Tuesday, March 02, 2010
By Paula Reed Ward, Pittsburgh Post-Gazette
An Allegheny County judge on Monday upheld the guilty convictions of four people arrested during the G-20 summit in September.
Five people had hearings before Senior Common Pleas Judge Robert C. Gallo to appeal their convictions on summary charges of disorderly conduct.
Four of those who appealed their convictions were arrested during a mass sweep on Sept. 25 on Schenley Plaza in Oakland.
Judge Gallo affirmed convictions of:
• Peter Vankoughnett, 20, of Minneapolis, who had pleaded guilty to disorderly conduct, and was ordered to pay $423.50.
• Anna Rasshivkina, 21, of Pittsburgh, also pleaded guilty and was ordered to pay $223.50, and
• Jonathan Latourelle, 26, of Pittsburgh, was found guilty at trial and ordered to pay $223.50.

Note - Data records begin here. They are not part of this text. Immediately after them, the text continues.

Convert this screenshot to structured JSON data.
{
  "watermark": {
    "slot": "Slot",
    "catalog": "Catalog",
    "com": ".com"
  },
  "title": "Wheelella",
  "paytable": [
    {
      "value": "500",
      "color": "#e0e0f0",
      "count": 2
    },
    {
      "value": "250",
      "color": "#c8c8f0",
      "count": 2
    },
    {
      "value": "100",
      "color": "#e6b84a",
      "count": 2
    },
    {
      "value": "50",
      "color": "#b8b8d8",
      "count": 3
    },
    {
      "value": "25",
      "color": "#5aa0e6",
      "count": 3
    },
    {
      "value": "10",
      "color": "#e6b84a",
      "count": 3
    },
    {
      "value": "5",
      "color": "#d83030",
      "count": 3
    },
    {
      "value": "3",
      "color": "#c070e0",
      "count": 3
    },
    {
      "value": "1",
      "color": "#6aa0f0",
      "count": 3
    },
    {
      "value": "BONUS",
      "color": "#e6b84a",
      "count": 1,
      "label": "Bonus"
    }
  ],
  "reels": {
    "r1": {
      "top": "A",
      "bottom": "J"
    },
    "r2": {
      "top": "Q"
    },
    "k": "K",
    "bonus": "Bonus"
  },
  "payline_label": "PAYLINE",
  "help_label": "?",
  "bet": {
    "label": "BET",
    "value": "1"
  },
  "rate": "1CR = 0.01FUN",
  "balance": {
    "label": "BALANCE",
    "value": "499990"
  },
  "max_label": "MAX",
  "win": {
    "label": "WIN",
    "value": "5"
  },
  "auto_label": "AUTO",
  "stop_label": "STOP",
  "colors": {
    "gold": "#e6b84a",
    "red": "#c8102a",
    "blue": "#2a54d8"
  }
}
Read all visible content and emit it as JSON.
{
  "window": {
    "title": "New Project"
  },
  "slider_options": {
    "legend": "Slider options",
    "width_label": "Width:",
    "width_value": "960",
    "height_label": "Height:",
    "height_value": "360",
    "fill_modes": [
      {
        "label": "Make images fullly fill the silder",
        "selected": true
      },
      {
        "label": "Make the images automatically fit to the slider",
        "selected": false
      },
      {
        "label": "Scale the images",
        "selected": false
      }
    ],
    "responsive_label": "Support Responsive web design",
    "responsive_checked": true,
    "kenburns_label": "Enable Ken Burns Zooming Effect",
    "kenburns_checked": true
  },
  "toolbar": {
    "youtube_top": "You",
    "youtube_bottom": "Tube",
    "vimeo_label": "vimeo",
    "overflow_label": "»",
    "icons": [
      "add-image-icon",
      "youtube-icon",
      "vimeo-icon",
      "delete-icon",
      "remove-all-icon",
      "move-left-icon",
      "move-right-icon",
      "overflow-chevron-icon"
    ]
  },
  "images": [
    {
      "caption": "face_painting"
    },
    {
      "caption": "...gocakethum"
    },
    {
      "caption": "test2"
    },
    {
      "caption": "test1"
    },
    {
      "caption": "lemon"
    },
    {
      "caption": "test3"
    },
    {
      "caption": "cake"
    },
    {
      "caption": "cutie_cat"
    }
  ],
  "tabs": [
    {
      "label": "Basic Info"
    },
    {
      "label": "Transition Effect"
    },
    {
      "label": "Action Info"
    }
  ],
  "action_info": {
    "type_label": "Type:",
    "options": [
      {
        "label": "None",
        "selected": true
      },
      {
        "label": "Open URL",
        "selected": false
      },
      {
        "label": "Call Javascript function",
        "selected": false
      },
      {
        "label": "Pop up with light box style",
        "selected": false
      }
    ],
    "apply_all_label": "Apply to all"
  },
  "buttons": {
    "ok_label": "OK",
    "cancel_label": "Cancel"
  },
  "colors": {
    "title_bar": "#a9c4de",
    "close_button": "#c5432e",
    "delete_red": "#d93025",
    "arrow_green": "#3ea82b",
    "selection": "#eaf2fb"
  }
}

Judge Gallo did not sustain the conviction of Jason Muley. Mr. Muley, 22, of Pittsburgh, also previously pleaded guilty and was ordered to pay $373.50. But the judge on Monday found that prosecutors were unable to proceed with specific testimony regarding Mr. Muley's actions on the plaza.
One other person appealed a disorderly conduct charge from the Sept. 24 afternoon protests in Lawrenceville.
Karen Switzer, 37, of Pittsburgh, was found guilty at trial of one count of disorderly conduct, and ordered to pay the court $154.50. Judge Gallo affirmed that conviction, as well.
More than 100 people were arrested the night of Sept. 25 in Oakland after, police said, a large group that had gathered failed to heed instructions to clear the area.
Many of those swept up by the hundreds of police officers who had gathered in the area in riot gear were students at the University of Pittsburgh.
The Allegheny County district attorney dropped charges in some of those cases. In dozens of others, students agreed to complete community service to have their cases dismissed by the court.
Still others who were charged agreed to plead guilty and pay fines.
More appeal hearings are scheduled today.
Paula Reed Ward: email@example.com or 412-263-2620.
Read more: http://post-gazette.com/pg/10061/1039593-53.stm#ixzz0h2HwTChO